But we’ve also managed enormous technological change without falling off the edge of the world. We’ve done our best adapting to difficult structural changes in an unforgiving global economy. We’ve achieved significant, lasting advances for women and people of diversity – just look at the 60 flags in this tent today – enabling all of us to participate more fully in American life and enabling American life to benefit from our contributions.

Maybe we could have done more. But we’re easily distracted.

When we have fallen short in our personal lives and in our public obligations, more often than not we had enough intelligence and energy to get the job done. We just came up short on courage – by a failure of imagination or a failure of nerve, maybe a lack of gumption or commitment.

Everything that we love about this world runs on courage. Amelia Earhart and Virginia Woolf. Billie Jean King and Anwar Sadat. Harriet Tubman, Eleanor Roosevelt, Hillary Clinton, Nelson Mandela and Aung San  Suu Kyi.

 What you’ll find as you get a little bit older is that even personal happiness does require courage. Some commitments must be made and some abandoned. Decisions must be taken. What’s right for your friends may not be right for you. What your parents want you to do may not be right for you. You may find yourself pursuing a singular path. Or you may surprise yourself by following a more conventional trail than you had ever imagined.

Either way, a full life, what I call a 360-degree life, one that blends work, family, friends, faith, community and volunteering, will be as demanding – and rewarding – as you make it. I’m not here to tell you that you can’t have it all. That’s not how I've ever seen it. There will be wins and losses. That's life. There will be surprises. That's life too. You may lose something along the way or you may not, but either way I’m asking you to have the guts to go for everything you want.

Love is a word that’s both overused and underappreciated. But it has enormous meaning in life as it does in language. It’s something worth striving for, worth contemplating, worth developing yourself and nurturing in your family, your friendships, your community, your world. More love is always better than less.

The foundation of all those different loves is loving life itself – in all its quirky manifestations. I like running a company. I love my family. I love the written word, I love stiletto heels, and I love Thanksgiving – and I cook it. I text really, really fast because my 16-year-old said, "Mom, e-mail is for old people." Thanks, Allison.
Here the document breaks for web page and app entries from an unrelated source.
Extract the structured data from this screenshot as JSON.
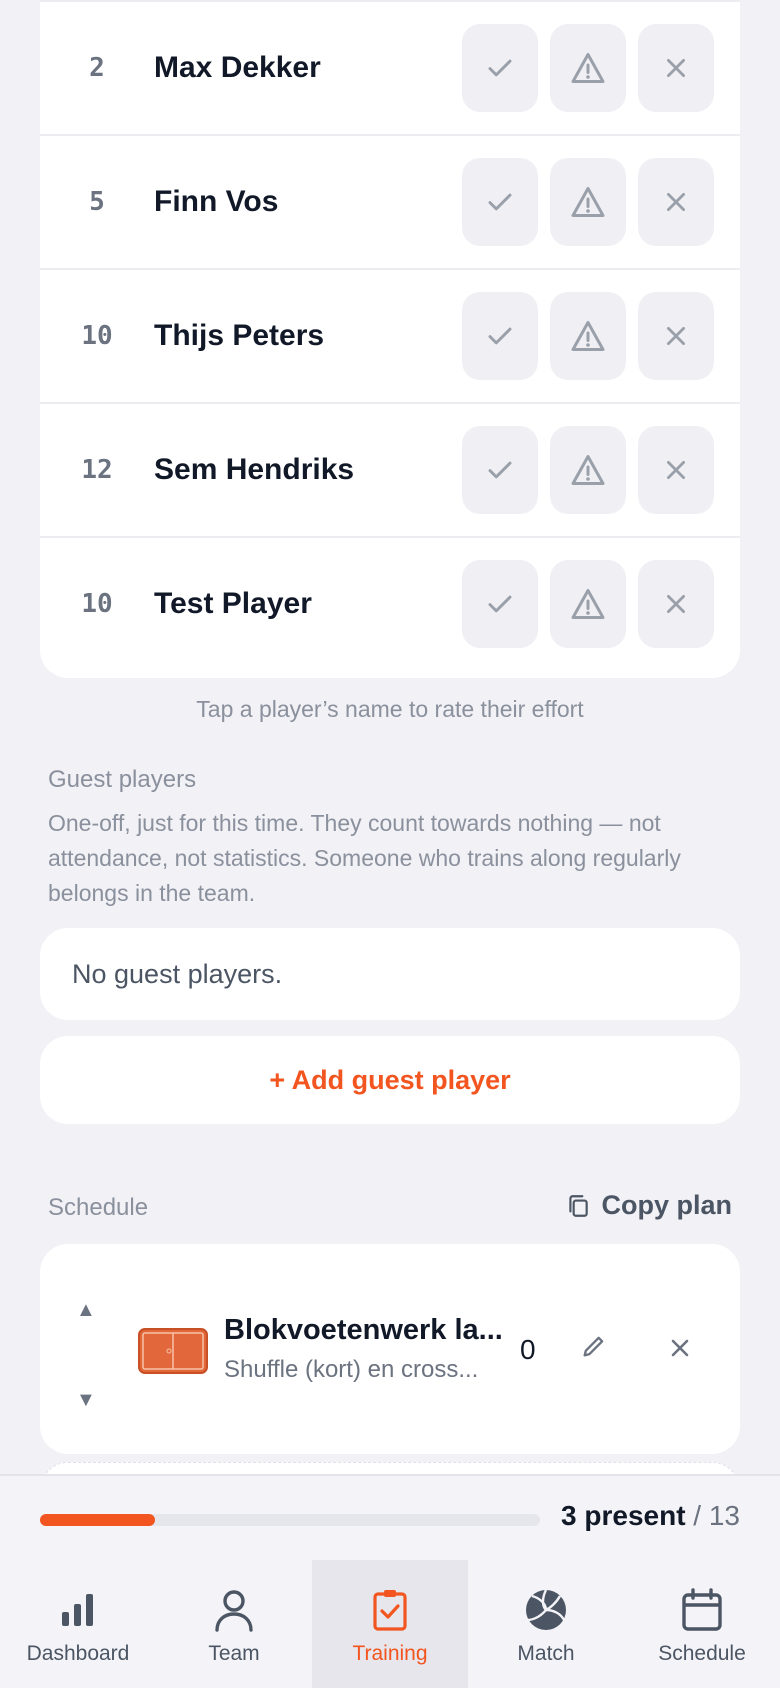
{
  "players": [
    {
      "number": "2",
      "name": "Max Dekker"
    },
    {
      "number": "5",
      "name": "Finn Vos"
    },
    {
      "number": "10",
      "name": "Thijs Peters"
    },
    {
      "number": "12",
      "name": "Sem Hendriks"
    },
    {
      "number": "10",
      "name": "Test Player"
    }
  ],
  "hint": "Tap a player’s name to rate their effort",
  "guests": {
    "label": "Guest players",
    "description": "One-off, just for this time. They count towards nothing — not attendance, not statistics. Someone who trains along regularly belongs in the team.",
    "empty_text": "No guest players.",
    "add_label": "+ Add guest player"
  },
  "schedule": {
    "label": "Schedule",
    "copy_label": "Copy plan",
    "exercise": {
      "title": "Blokvoetenwerk la...",
      "subtitle": "Shuffle (kort) en cross...",
      "count": "0"
    }
  },
  "attendance": {
    "present_label": "3 present",
    "total_label": "/ 13",
    "present": 3,
    "total": 13
  },
  "nav": [
    {
      "label": "Dashboard",
      "icon": "bar-chart-icon"
    },
    {
      "label": "Team",
      "icon": "person-icon"
    },
    {
      "label": "Training",
      "icon": "clipboard-check-icon"
    },
    {
      "label": "Match",
      "icon": "volleyball-icon"
    },
    {
      "label": "Schedule",
      "icon": "calendar-icon"
    }
  ],
  "colors": {
    "accent": "#f2551f",
    "background": "#f1f1f6",
    "card": "#ffffff"
  }
}
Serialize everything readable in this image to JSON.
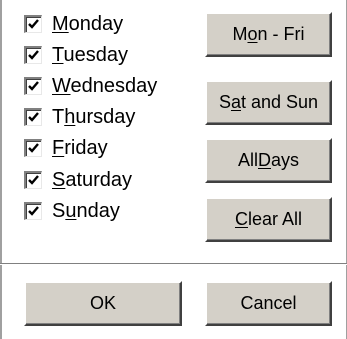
{
  "days": [
    {
      "pre": "",
      "mnemonic": "M",
      "post": "onday",
      "checked": true
    },
    {
      "pre": "",
      "mnemonic": "T",
      "post": "uesday",
      "checked": true
    },
    {
      "pre": "",
      "mnemonic": "W",
      "post": "ednesday",
      "checked": true
    },
    {
      "pre": "T",
      "mnemonic": "h",
      "post": "ursday",
      "checked": true
    },
    {
      "pre": "",
      "mnemonic": "F",
      "post": "riday",
      "checked": true
    },
    {
      "pre": "",
      "mnemonic": "S",
      "post": "aturday",
      "checked": true
    },
    {
      "pre": "S",
      "mnemonic": "u",
      "post": "nday",
      "checked": true
    }
  ],
  "buttons": {
    "mon_fri": {
      "pre": "M",
      "mnemonic": "o",
      "post": "n - Fri"
    },
    "sat_sun": {
      "pre": "S",
      "mnemonic": "a",
      "post": "t and Sun"
    },
    "all_days": {
      "pre": "All ",
      "mnemonic": "D",
      "post": "ays"
    },
    "clear_all": {
      "pre": "",
      "mnemonic": "C",
      "post": "lear All"
    },
    "ok": {
      "label": "OK"
    },
    "cancel": {
      "label": "Cancel"
    }
  },
  "colors": {
    "button_face": "#d4d0c8",
    "background": "#ffffff",
    "check_mark": "#000000"
  },
  "icons": {
    "check": "check-mark-icon"
  }
}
But until then, I’m not willing to cede any ground in this life. I won’t give up an inch – even in flats. So why on earth should you?

You are old enough and you’ve seen enough to know that many dreams don’t survive. They sputter and collapse. They flame out. They fade away. They get lost.

Your dreams demand even greater care, even greater responsibility. You are not struggling for survival in a remote village of a desperate land. You are equipped with one of the finest educations available anywhere on this planet. You stand on the brink of a dynamic, if unpredictable, global economy and a polyglot popular culture that rewards intelligence and the kind of agility and sophistication that you acquired at Wellesley, maybe without even trying.

You have everything – everything – that you require. You just need the courage to stake that claim and don't back down. This is your hour to take the stage. This is your moment to seize the spotlight. And this is the time and place. Here and now. In a century that will be not only marked but defined by the unbridled achievement of women, by your contributions and by achievement of a scope and magnitude the world and certainly the U.S. has not yet known.

With that in mind, I have just one very modest request: Astonish us.

Thank you.